Milner said officers were battling through thick flames and the smell of gasoline to rescue the unidentified adult male. Officers also warned people nearby to get away in case of a second explosion.

Officer Vicki Karnik, one of the first responding officers on the scene, said the explosion reminded her of the 2007 Minneapolis bridge collapse that killed 13 people and injured 145.

“I was kind of having a flashback, especially with it being 10 years ago (yesterday),” she said.

Video broadcast by WCCO showed smoke and flames rising from the debris.

Jack Mahler was warming up for a soccer practice nearby when he heard two sprinting men yelling “Gas!” and “Get out!” Shortly after, there was a huge explosion that knocked him off his feet, he told WCCO, “and then it was just kinda chaos from there.”

Three people on the roof of the school needed assistance getting down, officials said.

John Barron, who lives across the street from the academy, told the station the blast shook his windows and startled his dogs.

The center section of the building collapsed, authorities said.

“I saw that where the building used to be one continuous building, (it) now had a gap,” he said. “I could see sunlight all the way through to the other side.”
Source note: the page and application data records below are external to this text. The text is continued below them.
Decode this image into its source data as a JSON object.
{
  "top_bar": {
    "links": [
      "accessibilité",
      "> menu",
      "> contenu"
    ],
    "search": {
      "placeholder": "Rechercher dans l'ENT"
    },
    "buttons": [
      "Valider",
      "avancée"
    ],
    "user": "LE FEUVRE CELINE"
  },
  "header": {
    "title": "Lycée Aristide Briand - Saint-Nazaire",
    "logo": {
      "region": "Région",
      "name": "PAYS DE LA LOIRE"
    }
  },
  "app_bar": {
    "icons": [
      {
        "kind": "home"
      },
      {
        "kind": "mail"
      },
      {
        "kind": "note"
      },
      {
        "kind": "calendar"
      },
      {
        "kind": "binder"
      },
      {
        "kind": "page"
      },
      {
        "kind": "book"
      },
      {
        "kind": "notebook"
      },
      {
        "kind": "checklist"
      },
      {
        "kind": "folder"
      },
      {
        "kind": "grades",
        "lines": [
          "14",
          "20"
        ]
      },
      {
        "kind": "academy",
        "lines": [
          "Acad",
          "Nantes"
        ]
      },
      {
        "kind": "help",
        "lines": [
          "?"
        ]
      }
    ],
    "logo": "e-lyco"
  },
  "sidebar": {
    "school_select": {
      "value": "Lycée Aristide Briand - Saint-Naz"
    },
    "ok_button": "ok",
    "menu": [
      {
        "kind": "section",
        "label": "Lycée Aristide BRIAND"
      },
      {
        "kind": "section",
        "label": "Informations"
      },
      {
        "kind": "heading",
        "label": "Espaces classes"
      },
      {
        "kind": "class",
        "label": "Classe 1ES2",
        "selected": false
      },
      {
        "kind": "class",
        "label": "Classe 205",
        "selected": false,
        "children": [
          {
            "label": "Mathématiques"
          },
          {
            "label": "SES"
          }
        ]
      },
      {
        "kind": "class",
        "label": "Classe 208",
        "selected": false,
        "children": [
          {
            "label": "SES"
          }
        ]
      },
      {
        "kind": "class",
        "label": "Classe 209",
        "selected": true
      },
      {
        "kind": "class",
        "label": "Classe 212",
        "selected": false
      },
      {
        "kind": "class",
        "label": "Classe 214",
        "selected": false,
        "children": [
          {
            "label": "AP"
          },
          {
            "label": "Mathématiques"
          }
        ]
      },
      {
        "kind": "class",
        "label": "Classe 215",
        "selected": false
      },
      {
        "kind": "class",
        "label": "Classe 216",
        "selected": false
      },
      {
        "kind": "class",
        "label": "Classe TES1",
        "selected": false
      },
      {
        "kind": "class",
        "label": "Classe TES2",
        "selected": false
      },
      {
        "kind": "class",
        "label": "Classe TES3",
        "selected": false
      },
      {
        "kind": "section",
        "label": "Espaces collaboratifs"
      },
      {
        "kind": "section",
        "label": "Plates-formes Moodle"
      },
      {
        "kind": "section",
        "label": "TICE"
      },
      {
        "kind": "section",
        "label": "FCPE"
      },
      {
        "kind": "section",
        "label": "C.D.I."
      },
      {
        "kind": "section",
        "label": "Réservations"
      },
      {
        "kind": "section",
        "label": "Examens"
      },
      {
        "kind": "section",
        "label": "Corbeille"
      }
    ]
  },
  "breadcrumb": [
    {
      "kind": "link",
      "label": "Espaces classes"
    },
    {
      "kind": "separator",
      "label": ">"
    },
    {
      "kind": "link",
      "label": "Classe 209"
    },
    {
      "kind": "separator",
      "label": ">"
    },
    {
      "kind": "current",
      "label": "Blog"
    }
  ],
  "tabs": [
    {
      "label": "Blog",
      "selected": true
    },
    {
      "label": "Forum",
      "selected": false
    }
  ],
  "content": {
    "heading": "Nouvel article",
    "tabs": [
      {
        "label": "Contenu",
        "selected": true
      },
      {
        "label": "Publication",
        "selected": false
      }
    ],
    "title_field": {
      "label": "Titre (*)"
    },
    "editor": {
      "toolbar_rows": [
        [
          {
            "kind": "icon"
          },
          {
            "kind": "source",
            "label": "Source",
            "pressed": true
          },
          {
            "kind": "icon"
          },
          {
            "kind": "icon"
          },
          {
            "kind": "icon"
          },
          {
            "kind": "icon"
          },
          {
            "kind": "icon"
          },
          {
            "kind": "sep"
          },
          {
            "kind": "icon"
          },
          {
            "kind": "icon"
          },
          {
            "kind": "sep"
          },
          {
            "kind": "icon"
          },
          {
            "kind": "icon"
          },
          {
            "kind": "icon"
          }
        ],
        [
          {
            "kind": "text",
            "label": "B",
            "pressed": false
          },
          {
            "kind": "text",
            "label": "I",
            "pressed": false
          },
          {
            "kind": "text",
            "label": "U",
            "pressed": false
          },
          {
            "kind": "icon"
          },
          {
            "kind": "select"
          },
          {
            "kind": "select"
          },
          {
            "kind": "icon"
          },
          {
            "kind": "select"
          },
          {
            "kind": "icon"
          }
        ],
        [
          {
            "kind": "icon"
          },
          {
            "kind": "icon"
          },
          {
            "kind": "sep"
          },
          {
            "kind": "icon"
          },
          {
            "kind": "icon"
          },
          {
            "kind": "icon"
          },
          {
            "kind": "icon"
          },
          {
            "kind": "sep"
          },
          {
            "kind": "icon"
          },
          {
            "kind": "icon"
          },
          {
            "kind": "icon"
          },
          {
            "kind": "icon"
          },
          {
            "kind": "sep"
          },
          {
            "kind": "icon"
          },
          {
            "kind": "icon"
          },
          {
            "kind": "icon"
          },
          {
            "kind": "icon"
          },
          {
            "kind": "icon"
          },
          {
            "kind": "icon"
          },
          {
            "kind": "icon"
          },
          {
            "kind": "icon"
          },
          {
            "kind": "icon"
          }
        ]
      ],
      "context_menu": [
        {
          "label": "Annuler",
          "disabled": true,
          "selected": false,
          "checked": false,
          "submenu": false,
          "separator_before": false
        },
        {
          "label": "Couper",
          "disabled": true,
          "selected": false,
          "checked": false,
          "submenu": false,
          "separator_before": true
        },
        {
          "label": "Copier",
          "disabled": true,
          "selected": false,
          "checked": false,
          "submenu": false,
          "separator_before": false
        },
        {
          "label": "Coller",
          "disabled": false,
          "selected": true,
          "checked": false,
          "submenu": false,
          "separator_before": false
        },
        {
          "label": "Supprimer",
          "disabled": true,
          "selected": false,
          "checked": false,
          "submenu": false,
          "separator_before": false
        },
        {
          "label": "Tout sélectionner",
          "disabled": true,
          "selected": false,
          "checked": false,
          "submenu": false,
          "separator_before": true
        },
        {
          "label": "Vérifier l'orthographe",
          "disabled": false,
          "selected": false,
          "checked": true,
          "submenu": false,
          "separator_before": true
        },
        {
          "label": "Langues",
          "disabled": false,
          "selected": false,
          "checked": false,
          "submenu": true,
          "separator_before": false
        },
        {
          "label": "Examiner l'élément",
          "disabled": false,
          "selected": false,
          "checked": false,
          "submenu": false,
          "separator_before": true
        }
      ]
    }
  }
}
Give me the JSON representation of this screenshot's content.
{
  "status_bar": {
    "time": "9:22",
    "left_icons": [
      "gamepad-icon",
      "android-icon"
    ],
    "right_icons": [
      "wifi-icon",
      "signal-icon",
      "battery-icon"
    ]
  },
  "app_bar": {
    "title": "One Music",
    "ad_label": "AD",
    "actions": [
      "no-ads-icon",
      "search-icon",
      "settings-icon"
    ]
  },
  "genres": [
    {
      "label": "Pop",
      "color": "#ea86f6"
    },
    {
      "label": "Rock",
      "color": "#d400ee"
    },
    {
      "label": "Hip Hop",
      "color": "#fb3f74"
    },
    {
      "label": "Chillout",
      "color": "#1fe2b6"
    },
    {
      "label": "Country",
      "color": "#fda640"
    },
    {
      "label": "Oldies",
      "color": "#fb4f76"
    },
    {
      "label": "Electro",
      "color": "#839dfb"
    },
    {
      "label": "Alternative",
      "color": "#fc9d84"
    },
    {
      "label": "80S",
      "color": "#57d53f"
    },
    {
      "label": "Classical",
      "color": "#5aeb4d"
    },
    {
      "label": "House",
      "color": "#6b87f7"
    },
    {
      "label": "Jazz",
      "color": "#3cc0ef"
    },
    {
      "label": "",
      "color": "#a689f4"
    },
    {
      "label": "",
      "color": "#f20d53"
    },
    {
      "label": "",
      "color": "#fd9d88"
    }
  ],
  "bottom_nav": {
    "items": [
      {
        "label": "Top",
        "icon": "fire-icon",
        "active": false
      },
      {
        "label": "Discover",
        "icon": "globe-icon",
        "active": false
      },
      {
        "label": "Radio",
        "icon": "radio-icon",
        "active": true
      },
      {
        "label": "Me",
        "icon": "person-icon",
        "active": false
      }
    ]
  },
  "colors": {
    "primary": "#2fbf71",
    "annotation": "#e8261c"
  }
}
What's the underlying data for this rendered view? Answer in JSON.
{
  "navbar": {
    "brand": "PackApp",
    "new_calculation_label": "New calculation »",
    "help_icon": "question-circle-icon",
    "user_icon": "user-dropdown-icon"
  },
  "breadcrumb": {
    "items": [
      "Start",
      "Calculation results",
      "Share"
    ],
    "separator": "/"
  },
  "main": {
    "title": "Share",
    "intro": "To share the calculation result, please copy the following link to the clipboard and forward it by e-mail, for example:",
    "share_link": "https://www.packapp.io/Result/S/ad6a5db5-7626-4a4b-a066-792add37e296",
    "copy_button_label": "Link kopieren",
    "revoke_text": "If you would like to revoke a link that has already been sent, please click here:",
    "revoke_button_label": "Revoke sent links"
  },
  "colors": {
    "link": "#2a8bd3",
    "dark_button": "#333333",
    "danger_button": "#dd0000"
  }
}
Gov. Mark Dayton pledged resources for first responders. “I thank the many firefighters, paramedics, and law enforcement officers who rushed to the scene this morning, and who are working still to ensure the safety of our children, adults, friends, and neighbors,” he said in a statement.

Friends, loved ones mourn victims in vigil

Hundreds of friends, neighbors, co-workers and community members gathered for a vigil Wednesday night for the victims of the explosion. The vigil was held at the Minnehaha Academy Lower & Middle School, which quickly filled.

Jeff Wagner, a WCCO reporter, tweeted that many of the mourners donned Minnehaha Academy clothes and colors as they bowed their heads in prayer and joined hands in song.

The vigil lasted more than an hour and included speakers who emphasized the importance of retaining a religious faith in times of tragedy and praying for those who have been affected by the incident.

“Let this be a reminder to each and every one of us, no one got up this morning thinking that this was going to happen,” one of the speakers at the vigil said. “People were just going to work, people were just serving in their position.”

CNN’s Deanna Hackney, Tony Marco and Carma Hassan contributed to this report.